Task item | Wherever "name" shows up in the records below, copy the whole line.

──────────

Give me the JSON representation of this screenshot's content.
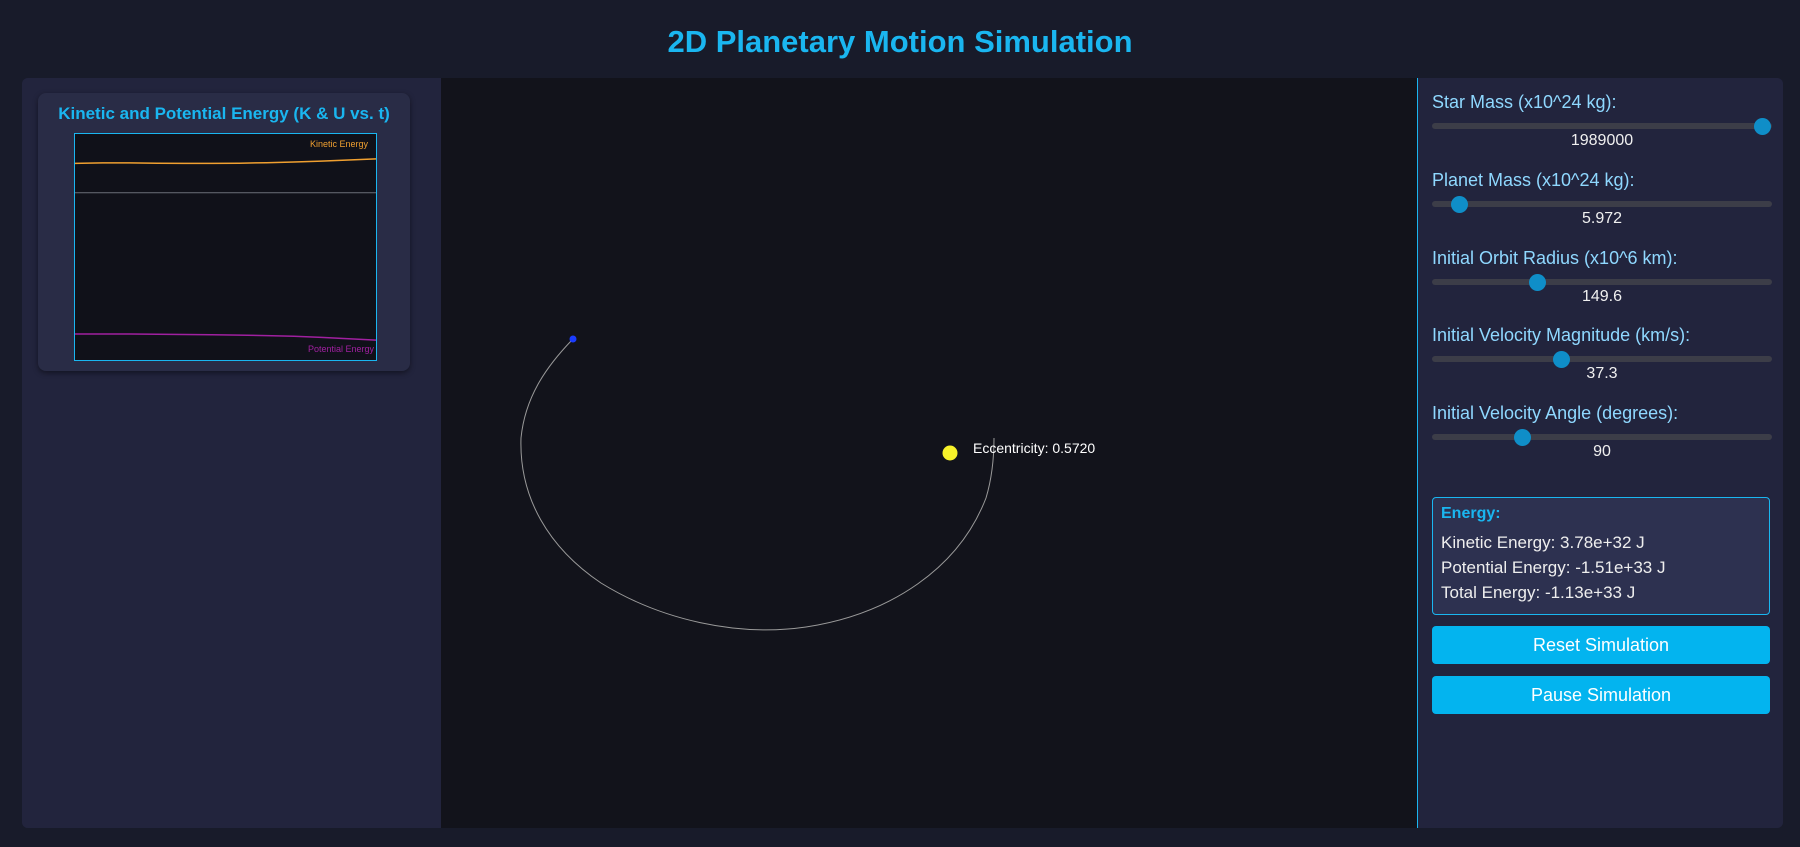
{
  "page": {
    "title": "2D Planetary Motion Simulation"
  },
  "colors": {
    "accent": "#1ab6f0",
    "kinetic": "#f0a030",
    "potential": "#a020a0",
    "star": "#f7f22a",
    "planet": "#1a3cff",
    "orbit": "#9a9a9a",
    "button": "#03b4ef"
  },
  "energy_chart": {
    "title": "Kinetic and Potential Energy (K & U vs. t)",
    "kinetic_label": "Kinetic Energy",
    "potential_label": "Potential Energy"
  },
  "chart_data": {
    "type": "line",
    "title": "Kinetic and Potential Energy (K & U vs. t)",
    "xlabel": "",
    "ylabel": "",
    "series": [
      {
        "name": "Kinetic Energy",
        "color": "#f0a030",
        "values": [
          0.87,
          0.872,
          0.872,
          0.871,
          0.87,
          0.87,
          0.871,
          0.873,
          0.876,
          0.88,
          0.885,
          0.89
        ]
      },
      {
        "name": "Potential Energy",
        "color": "#a020a0",
        "values": [
          0.115,
          0.115,
          0.115,
          0.114,
          0.113,
          0.112,
          0.11,
          0.108,
          0.105,
          0.1,
          0.094,
          0.088
        ]
      }
    ],
    "reference_line": 0.74,
    "ylim": [
      0,
      1
    ]
  },
  "simulation": {
    "eccentricity_label": "Eccentricity: 0.5720"
  },
  "controls": [
    {
      "label": "Star Mass (x10^24 kg):",
      "value": "1989000",
      "fraction": 0.97
    },
    {
      "label": "Planet Mass (x10^24 kg):",
      "value": "5.972",
      "fraction": 0.08
    },
    {
      "label": "Initial Orbit Radius (x10^6 km):",
      "value": "149.6",
      "fraction": 0.31
    },
    {
      "label": "Initial Velocity Magnitude (km/s):",
      "value": "37.3",
      "fraction": 0.38
    },
    {
      "label": "Initial Velocity Angle (degrees):",
      "value": "90",
      "fraction": 0.265
    }
  ],
  "energy_info": {
    "title": "Energy:",
    "kinetic": "Kinetic Energy: 3.78e+32 J",
    "potential": "Potential Energy: -1.51e+33 J",
    "total": "Total Energy: -1.13e+33 J"
  },
  "buttons": {
    "reset": "Reset Simulation",
    "pause": "Pause Simulation"
  }
}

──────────

Task answer |
        "name": "Kinetic Energy",
        "name": "Potential Energy",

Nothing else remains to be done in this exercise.